Prelude to War was the first film of Frank Capra's Why We Fight propaganda film series, commissioned by the Office of War Information (OWI) and George C. Marshall. It was made to convince American troops of the necessity of combating the Axis Powers during World War II. The film was based on the idea that those in the service would be more willing and able fighters if they knew the background and reason for their participation in the war. It was later released to the general American public as a rallying cry for support of the war.
The U.S. Army used Prelude to War as a training film for indoctrinating soldiers before its release in theaters. Prior to deployment, it was compulsory for all U.S. soldiers to view the film. The goal when showing it to the general public was to unify the country and to encourage that everyone should do their part in the war effort. The films produced by Capra inspired the society of the time to mobilize as a nation and rally around their country, their troops, and their president.
The film series was a useful tool in motivating the public and boosted support for the war.
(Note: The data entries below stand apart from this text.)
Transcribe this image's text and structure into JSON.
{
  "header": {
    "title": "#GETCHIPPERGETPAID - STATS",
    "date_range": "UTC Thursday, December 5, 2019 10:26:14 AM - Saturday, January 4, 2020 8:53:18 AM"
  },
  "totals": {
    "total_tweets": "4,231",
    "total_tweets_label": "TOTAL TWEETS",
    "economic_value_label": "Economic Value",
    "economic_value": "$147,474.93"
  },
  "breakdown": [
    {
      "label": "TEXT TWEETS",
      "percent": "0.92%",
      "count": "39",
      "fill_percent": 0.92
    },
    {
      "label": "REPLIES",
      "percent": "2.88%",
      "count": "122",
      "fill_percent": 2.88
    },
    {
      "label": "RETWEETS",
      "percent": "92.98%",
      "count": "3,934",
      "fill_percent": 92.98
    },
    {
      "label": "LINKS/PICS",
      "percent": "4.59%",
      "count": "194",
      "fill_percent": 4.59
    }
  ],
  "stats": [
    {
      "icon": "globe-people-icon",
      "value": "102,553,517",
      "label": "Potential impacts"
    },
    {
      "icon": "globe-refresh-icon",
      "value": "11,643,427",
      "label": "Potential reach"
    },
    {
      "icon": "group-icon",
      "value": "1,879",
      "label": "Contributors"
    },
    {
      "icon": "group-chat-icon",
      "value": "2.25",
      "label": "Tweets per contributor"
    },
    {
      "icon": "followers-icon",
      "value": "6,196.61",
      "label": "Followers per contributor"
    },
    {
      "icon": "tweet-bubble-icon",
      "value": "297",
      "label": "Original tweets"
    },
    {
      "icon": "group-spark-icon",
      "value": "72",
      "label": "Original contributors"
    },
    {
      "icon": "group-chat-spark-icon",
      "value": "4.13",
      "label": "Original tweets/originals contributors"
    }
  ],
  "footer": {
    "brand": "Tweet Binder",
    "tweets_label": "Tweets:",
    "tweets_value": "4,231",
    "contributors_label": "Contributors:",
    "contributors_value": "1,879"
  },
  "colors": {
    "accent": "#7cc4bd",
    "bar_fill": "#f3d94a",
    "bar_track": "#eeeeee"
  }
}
It was so well perceived that on March 4, 1943, the Academy of Motion Picture Arts and Sciences awarded an Academy Award to Capra for Prelude to War as the Best Documentary film of 1942, illustrating how the government and military successfully and cohesively relayed their message of national unity to the American people through popular culture.